Nearly every address begins with some variation on that statement, and, often, speakers joke what a dubious honor—slash—anxious burden the invitation is.
If I were speaking (I’m not) I’d sidestep the cliché and say,
“Thanks… I mean it.”
However, given my late-May exhaustion, it’d likely be the last sidestepping I’d do. I might remind graduates to double-space their papers and put the punctuation inside the quotation marks. I might threaten them with another year of high school if they can’t recite, “’I’ before ‘e’ except after ‘c’” and seven exceptions.
Though teachers stand in front of classes every day, opportunities for uninterrupted public commentary are rare. It makes news when graduation speakers succumb to the temptation to critique the current generation, but I understand. One sign of love, after all, is sincerity. Students should want honesty. They’re a captive audience—what better time to say, “Yes, you’re wonderful, but…”?
When I was a young parent, I attended a number of junior versions of graduation with kindergarteners or lower schoolers or camp attendees or participants in a rainbow of other activities. These graduation parodies are cute—like making a dog wear a snood and sunglasses. Yet, sometimes, so are our solemn and serious commencements. The elevation of the occasion insists on congratulatory platitudes and sugared inspiration, and graduation slips into bombast or, worse, announces its artifice by stepping gingerly around realities.
How courageous then are people who can mine their own post-grad experience to speak plainly about students’ future. “Life will be dull and only an active mind will relieve it” they say, or “If you really want to succeed, don’t believe your own press,” or “Everyone says you are the hope for the future and barely mean it, but, sorry, it’s true. Don’t screw up.”
Three times I’ve stood at that podium and said something less than I might have. I could have offered subtler, more insightful advice, confessed more doubt, and grappled more vigorously with the troublesome inevitability of disappointment.
So I’ve written the speech I never will (and never would) deliver:
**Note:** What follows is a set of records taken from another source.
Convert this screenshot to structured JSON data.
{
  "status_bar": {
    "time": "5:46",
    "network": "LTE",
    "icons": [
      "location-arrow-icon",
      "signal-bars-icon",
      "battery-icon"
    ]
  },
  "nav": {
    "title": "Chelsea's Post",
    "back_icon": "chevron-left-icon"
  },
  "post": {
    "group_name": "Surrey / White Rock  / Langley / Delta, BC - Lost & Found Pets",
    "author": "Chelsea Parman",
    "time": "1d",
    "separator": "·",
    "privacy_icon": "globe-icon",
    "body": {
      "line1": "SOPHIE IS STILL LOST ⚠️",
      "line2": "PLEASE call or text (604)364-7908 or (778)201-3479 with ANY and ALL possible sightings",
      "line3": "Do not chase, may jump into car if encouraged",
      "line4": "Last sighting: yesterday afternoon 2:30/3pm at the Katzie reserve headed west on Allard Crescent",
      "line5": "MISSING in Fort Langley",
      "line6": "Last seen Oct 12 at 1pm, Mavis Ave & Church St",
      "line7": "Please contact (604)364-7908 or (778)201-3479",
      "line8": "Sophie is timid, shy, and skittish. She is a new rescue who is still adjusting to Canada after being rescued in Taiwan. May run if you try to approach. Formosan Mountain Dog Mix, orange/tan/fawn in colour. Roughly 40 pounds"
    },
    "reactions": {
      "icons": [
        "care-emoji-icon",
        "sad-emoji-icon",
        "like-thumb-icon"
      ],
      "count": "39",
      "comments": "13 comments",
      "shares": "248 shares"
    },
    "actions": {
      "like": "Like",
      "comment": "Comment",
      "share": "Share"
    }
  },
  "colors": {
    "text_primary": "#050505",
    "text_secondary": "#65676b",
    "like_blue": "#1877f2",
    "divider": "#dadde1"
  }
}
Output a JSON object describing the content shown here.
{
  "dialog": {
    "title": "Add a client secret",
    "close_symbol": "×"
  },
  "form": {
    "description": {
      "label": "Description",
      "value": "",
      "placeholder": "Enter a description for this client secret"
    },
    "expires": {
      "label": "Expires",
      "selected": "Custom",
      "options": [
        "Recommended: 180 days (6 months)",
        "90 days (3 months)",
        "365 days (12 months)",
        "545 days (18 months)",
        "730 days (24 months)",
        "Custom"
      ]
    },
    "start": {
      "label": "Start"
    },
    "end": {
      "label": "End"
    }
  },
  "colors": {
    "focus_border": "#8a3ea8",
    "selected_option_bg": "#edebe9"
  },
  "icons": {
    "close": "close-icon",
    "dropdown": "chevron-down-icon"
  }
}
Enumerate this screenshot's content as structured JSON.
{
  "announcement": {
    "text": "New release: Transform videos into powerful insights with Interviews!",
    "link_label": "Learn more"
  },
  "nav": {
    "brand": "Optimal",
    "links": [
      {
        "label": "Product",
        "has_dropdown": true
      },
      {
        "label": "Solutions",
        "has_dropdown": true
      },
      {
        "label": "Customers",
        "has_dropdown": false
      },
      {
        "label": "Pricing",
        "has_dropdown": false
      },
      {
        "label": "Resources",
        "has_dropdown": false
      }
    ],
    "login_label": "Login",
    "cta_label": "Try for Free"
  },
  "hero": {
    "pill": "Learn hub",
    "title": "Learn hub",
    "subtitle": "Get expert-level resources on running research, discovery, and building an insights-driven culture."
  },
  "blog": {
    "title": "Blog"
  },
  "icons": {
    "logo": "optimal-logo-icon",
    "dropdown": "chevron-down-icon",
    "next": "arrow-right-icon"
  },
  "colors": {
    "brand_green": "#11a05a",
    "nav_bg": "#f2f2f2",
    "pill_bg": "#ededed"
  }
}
Graduates, it’s an honor to speak today. Thank you… I mean it. I’m humbled standing here, overwhelmed by your faith I have a valuable message to impart. I’m not so sure, however, and this address will be shorter than you imagined. It requires attention perhaps impossible on such an exciting day. Nonetheless, here I go.
You should be proud of the accomplishment we’re celebrating today… but don’t be too proud. Ambition and personal progress aren’t everything. Watching you these four years has inspired hope… but also frustration. Sometimes I worry you don’t see this beautiful world as clearly as you should, and that, if you don’t lift your eyes from screens and start looking soon, you may spend a lifetime wandering among the clutter of possessions, degrees, school names, and job titles you laud as life’s treasure. I worry you may look up from amusements and discover the world spoiled… or gone.
I’ve heard you use the expression “Being real.” In our time, nothing is harder. I’ve lost my way enough to believe landmarks proffered by society are unreliable. Marketers advertise days like this as milestones when, really, your ordinary hours count more. With every petty triumph and mishap you fashion the internal compass to guide you. You are your habits.
My colleagues and I have such deep hopes for you. You may have cursed us at times, but our affection explains why we’ve asked so much of you. We wanted to teach you to think, and some of you have learned well. Others act the part, swinging between doing what looks good and what’s sincere and earnest. That’s okay. I act too. We have to sometimes, and, in dark moments, everyone wonders what’s real and true.
Everything real and meaningful to me started with asking, “What matters?” I’ve occasionally wanted to hand you the list I’ve compiled, but you will create your own.
I request just one more thing before you leave. Make your list deliberately and thoughtfully and with the highest purpose. The world doesn’t need more lazy opinion, more pretense, more snarky irony, more secret contempt, more misanthropy, more hollow love or name-only friendship. It doesn’t need more aloofness, more consumption for consumption’s sake, more self-absorption or self-congratulation.
It needs us awake and alive, grateful and caring, modest and sensitive. It needs real attention, affection, and aspiration. Graduates, what’s ahead isn’t easy, but, if you lift your head and open your eyes, I promise life will be more glorious than you can imagine even on this, a most glorious day.
I know one of our graduates really well—my daughter. I’m sure she’s happy I won’t be troubling her class with my worries. And I’m happy to leave the day to her… generally. I feel only the slightest twinge of regret, the usual fed-up end-of-the-year urge to issue one last challenge.
But instead I’ll just say, “Godspeed, all.”